### TASK DESCRIPTION
The response should be a precise copy of every entry.

### RECORDS TO USE
··········

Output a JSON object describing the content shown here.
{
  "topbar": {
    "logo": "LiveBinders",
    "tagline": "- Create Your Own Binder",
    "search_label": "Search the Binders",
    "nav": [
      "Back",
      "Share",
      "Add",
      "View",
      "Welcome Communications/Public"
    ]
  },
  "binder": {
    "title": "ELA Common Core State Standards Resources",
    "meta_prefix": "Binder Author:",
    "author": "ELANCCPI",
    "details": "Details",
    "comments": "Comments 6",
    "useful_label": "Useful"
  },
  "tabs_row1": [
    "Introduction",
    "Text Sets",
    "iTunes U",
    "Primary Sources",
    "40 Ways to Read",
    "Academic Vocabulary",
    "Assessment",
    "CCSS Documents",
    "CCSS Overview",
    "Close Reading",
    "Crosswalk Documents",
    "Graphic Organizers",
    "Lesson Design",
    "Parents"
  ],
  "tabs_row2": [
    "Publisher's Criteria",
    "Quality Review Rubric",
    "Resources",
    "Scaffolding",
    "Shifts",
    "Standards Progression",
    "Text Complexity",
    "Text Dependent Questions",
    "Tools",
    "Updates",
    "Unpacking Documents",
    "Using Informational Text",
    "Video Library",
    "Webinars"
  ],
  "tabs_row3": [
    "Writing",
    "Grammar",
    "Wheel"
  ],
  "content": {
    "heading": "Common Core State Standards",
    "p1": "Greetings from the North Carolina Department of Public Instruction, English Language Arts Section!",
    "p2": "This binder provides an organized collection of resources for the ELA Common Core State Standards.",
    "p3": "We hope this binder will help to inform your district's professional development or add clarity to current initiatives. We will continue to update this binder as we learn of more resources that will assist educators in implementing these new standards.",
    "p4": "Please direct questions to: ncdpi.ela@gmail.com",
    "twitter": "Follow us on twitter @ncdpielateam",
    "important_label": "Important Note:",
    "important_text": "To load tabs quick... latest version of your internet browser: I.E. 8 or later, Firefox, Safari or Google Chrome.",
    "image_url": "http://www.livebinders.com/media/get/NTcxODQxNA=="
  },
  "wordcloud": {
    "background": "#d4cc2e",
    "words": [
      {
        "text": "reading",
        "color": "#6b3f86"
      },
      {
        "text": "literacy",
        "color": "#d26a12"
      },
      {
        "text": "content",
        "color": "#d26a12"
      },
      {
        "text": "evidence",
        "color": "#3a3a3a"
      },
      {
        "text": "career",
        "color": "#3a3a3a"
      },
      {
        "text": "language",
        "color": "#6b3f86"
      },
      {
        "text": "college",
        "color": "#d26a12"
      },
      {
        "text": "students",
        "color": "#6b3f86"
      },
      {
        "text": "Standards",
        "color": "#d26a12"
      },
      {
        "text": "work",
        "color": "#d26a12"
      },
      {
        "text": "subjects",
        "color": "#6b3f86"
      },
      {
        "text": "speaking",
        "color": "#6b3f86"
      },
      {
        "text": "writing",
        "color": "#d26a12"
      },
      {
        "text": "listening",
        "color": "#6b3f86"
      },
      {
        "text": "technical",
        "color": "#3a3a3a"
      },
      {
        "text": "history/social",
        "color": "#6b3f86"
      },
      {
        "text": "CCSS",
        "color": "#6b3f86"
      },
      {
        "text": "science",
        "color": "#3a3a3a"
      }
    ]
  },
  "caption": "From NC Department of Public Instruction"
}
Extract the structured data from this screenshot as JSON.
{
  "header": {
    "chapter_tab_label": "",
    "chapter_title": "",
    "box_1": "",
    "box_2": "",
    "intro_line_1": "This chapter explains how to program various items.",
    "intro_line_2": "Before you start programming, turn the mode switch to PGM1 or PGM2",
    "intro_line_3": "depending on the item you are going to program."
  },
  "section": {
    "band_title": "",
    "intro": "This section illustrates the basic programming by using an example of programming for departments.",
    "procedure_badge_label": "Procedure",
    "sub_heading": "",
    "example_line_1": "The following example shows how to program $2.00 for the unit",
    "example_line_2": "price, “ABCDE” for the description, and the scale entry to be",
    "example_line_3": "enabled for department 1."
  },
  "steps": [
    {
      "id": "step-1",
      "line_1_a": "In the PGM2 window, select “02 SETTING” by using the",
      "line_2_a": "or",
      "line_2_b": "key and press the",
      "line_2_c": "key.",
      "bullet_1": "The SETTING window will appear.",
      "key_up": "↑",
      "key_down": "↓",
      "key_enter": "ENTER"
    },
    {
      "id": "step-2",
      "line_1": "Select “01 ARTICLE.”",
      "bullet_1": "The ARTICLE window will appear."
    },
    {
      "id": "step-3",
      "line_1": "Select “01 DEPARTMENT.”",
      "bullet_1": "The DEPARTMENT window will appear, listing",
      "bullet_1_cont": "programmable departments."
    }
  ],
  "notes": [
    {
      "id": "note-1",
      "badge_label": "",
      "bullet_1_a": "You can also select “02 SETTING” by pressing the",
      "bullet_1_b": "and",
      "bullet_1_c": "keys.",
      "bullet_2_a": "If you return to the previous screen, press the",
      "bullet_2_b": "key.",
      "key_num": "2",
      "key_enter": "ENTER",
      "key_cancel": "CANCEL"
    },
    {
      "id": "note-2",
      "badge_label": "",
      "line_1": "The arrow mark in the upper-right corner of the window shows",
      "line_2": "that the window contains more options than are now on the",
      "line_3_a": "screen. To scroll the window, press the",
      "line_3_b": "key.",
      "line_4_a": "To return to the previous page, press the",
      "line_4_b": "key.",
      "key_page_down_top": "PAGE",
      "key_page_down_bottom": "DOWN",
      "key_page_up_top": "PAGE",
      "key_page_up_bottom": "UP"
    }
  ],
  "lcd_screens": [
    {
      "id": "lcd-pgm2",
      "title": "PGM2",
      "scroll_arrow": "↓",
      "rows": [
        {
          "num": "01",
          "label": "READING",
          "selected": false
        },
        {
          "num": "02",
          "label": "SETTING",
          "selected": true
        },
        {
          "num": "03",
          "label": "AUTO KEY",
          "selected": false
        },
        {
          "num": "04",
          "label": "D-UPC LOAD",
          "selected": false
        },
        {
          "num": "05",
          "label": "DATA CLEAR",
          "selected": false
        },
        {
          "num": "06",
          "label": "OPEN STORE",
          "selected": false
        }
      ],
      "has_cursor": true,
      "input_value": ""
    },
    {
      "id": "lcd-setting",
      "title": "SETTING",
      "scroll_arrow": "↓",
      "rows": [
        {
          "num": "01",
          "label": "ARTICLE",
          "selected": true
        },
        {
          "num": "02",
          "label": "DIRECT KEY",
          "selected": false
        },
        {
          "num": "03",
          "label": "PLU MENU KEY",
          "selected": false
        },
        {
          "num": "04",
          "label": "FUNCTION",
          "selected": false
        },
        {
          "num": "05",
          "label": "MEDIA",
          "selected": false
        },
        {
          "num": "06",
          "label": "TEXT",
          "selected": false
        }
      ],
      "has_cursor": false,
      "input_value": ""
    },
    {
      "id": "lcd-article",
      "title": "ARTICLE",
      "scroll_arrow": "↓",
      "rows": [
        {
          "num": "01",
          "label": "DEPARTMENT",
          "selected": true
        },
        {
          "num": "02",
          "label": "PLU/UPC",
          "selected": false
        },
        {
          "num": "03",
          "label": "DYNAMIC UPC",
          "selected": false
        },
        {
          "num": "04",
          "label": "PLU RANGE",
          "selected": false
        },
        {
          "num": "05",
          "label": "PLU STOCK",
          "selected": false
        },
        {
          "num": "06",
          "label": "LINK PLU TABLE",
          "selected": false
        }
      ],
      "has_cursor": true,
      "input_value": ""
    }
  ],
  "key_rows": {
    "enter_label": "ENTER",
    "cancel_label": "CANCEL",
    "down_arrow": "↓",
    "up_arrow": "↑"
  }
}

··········

### YOUR SOLUTION
Output a JSON object describing the content shown here.
{
  "topbar": {
    "logo": "LiveBinders",
    "tagline": "- Create Your Own Binder",
    "search_label": "Search the Binders",
    "nav": [
      "Back",
      "Share",
      "Add",
      "View",
      "Welcome Communications/Public"
    ]
  },
  "binder": {
    "title": "ELA Common Core State Standards Resources",
    "meta_prefix": "Binder Author:",
    "author": "ELANCCPI",
    "details": "Details",
    "comments": "Comments 6",
    "useful_label": "Useful"
  },
  "tabs_row1": [
    "Introduction",
    "Text Sets",
    "iTunes U",
    "Primary Sources",
    "40 Ways to Read",
    "Academic Vocabulary",
    "Assessment",
    "CCSS Documents",
    "CCSS Overview",
    "Close Reading",
    "Crosswalk Documents",
    "Graphic Organizers",
    "Lesson Design",
    "Parents"
  ],
  "tabs_row2": [
    "Publisher's Criteria",
    "Quality Review Rubric",
    "Resources",
    "Scaffolding",
    "Shifts",
    "Standards Progression",
    "Text Complexity",
    "Text Dependent Questions",
    "Tools",
    "Updates",
    "Unpacking Documents",
    "Using Informational Text",
    "Video Library",
    "Webinars"
  ],
  "tabs_row3": [
    "Writing",
    "Grammar",
    "Wheel"
  ],
  "content": {
    "heading": "Common Core State Standards",
    "p1": "Greetings from the North Carolina Department of Public Instruction, English Language Arts Section!",
    "p2": "This binder provides an organized collection of resources for the ELA Common Core State Standards.",
    "p3": "We hope this binder will help to inform your district's professional development or add clarity to current initiatives. We will continue to update this binder as we learn of more resources that will assist educators in implementing these new standards.",
    "p4": "Please direct questions to: ncdpi.ela@gmail.com",
    "twitter": "Follow us on twitter @ncdpielateam",
    "important_label": "Important Note:",
    "important_text": "To load tabs quick... latest version of your internet browser: I.E. 8 or later, Firefox, Safari or Google Chrome.",
    "image_url": "http://www.livebinders.com/media/get/NTcxODQxNA=="
  },
  "wordcloud": {
    "background": "#d4cc2e",
    "words": [
      {
        "text": "reading",
        "color": "#6b3f86"
      },
      {
        "text": "literacy",
        "color": "#d26a12"
      },
      {
        "text": "content",
        "color": "#d26a12"
      },
      {
        "text": "evidence",
        "color": "#3a3a3a"
      },
      {
        "text": "career",
        "color": "#3a3a3a"
      },
      {
        "text": "language",
        "color": "#6b3f86"
      },
      {
        "text": "college",
        "color": "#d26a12"
      },
      {
        "text": "students",
        "color": "#6b3f86"
      },
      {
        "text": "Standards",
        "color": "#d26a12"
      },
      {
        "text": "work",
        "color": "#d26a12"
      },
      {
        "text": "subjects",
        "color": "#6b3f86"
      },
      {
        "text": "speaking",
        "color": "#6b3f86"
      },
      {
        "text": "writing",
        "color": "#d26a12"
      },
      {
        "text": "listening",
        "color": "#6b3f86"
      },
      {
        "text": "technical",
        "color": "#3a3a3a"
      },
      {
        "text": "history/social",
        "color": "#6b3f86"
      },
      {
        "text": "CCSS",
        "color": "#6b3f86"
      },
      {
        "text": "science",
        "color": "#3a3a3a"
      }
    ]
  },
  "caption": "From NC Department of Public Instruction"
}
Extract the structured data from this screenshot as JSON.
{
  "header": {
    "chapter_tab_label": "",
    "chapter_title": "",
    "box_1": "",
    "box_2": "",
    "intro_line_1": "This chapter explains how to program various items.",
    "intro_line_2": "Before you start programming, turn the mode switch to PGM1 or PGM2",
    "intro_line_3": "depending on the item you are going to program."
  },
  "section": {
    "band_title": "",
    "intro": "This section illustrates the basic programming by using an example of programming for departments.",
    "procedure_badge_label": "Procedure",
    "sub_heading": "",
    "example_line_1": "The following example shows how to program $2.00 for the unit",
    "example_line_2": "price, “ABCDE” for the description, and the scale entry to be",
    "example_line_3": "enabled for department 1."
  },
  "steps": [
    {
      "id": "step-1",
      "line_1_a": "In the PGM2 window, select “02 SETTING” by using the",
      "line_2_a": "or",
      "line_2_b": "key and press the",
      "line_2_c": "key.",
      "bullet_1": "The SETTING window will appear.",
      "key_up": "↑",
      "key_down": "↓",
      "key_enter": "ENTER"
    },
    {
      "id": "step-2",
      "line_1": "Select “01 ARTICLE.”",
      "bullet_1": "The ARTICLE window will appear."
    },
    {
      "id": "step-3",
      "line_1": "Select “01 DEPARTMENT.”",
      "bullet_1": "The DEPARTMENT window will appear, listing",
      "bullet_1_cont": "programmable departments."
    }
  ],
  "notes": [
    {
      "id": "note-1",
      "badge_label": "",
      "bullet_1_a": "You can also select “02 SETTING” by pressing the",
      "bullet_1_b": "and",
      "bullet_1_c": "keys.",
      "bullet_2_a": "If you return to the previous screen, press the",
      "bullet_2_b": "key.",
      "key_num": "2",
      "key_enter": "ENTER",
      "key_cancel": "CANCEL"
    },
    {
      "id": "note-2",
      "badge_label": "",
      "line_1": "The arrow mark in the upper-right corner of the window shows",
      "line_2": "that the window contains more options than are now on the",
      "line_3_a": "screen. To scroll the window, press the",
      "line_3_b": "key.",
      "line_4_a": "To return to the previous page, press the",
      "line_4_b": "key.",
      "key_page_down_top": "PAGE",
      "key_page_down_bottom": "DOWN",
      "key_page_up_top": "PAGE",
      "key_page_up_bottom": "UP"
    }
  ],
  "lcd_screens": [
    {
      "id": "lcd-pgm2",
      "title": "PGM2",
      "scroll_arrow": "↓",
      "rows": [
        {
          "num": "01",
          "label": "READING",
          "selected": false
        },
        {
          "num": "02",
          "label": "SETTING",
          "selected": true
        },
        {
          "num": "03",
          "label": "AUTO KEY",
          "selected": false
        },
        {
          "num": "04",
          "label": "D-UPC LOAD",
          "selected": false
        },
        {
          "num": "05",
          "label": "DATA CLEAR",
          "selected": false
        },
        {
          "num": "06",
          "label": "OPEN STORE",
          "selected": false
        }
      ],
      "has_cursor": true,
      "input_value": ""
    },
    {
      "id": "lcd-setting",
      "title": "SETTING",
      "scroll_arrow": "↓",
      "rows": [
        {
          "num": "01",
          "label": "ARTICLE",
          "selected": true
        },
        {
          "num": "02",
          "label": "DIRECT KEY",
          "selected": false
        },
        {
          "num": "03",
          "label": "PLU MENU KEY",
          "selected": false
        },
        {
          "num": "04",
          "label": "FUNCTION",
          "selected": false
        },
        {
          "num": "05",
          "label": "MEDIA",
          "selected": false
        },
        {
          "num": "06",
          "label": "TEXT",
          "selected": false
        }
      ],
      "has_cursor": false,
      "input_value": ""
    },
    {
      "id": "lcd-article",
      "title": "ARTICLE",
      "scroll_arrow": "↓",
      "rows": [
        {
          "num": "01",
          "label": "DEPARTMENT",
          "selected": true
        },
        {
          "num": "02",
          "label": "PLU/UPC",
          "selected": false
        },
        {
          "num": "03",
          "label": "DYNAMIC UPC",
          "selected": false
        },
        {
          "num": "04",
          "label": "PLU RANGE",
          "selected": false
        },
        {
          "num": "05",
          "label": "PLU STOCK",
          "selected": false
        },
        {
          "num": "06",
          "label": "LINK PLU TABLE",
          "selected": false
        }
      ],
      "has_cursor": true,
      "input_value": ""
    }
  ],
  "key_rows": {
    "enter_label": "ENTER",
    "cancel_label": "CANCEL",
    "down_arrow": "↓",
    "up_arrow": "↑"
  }
}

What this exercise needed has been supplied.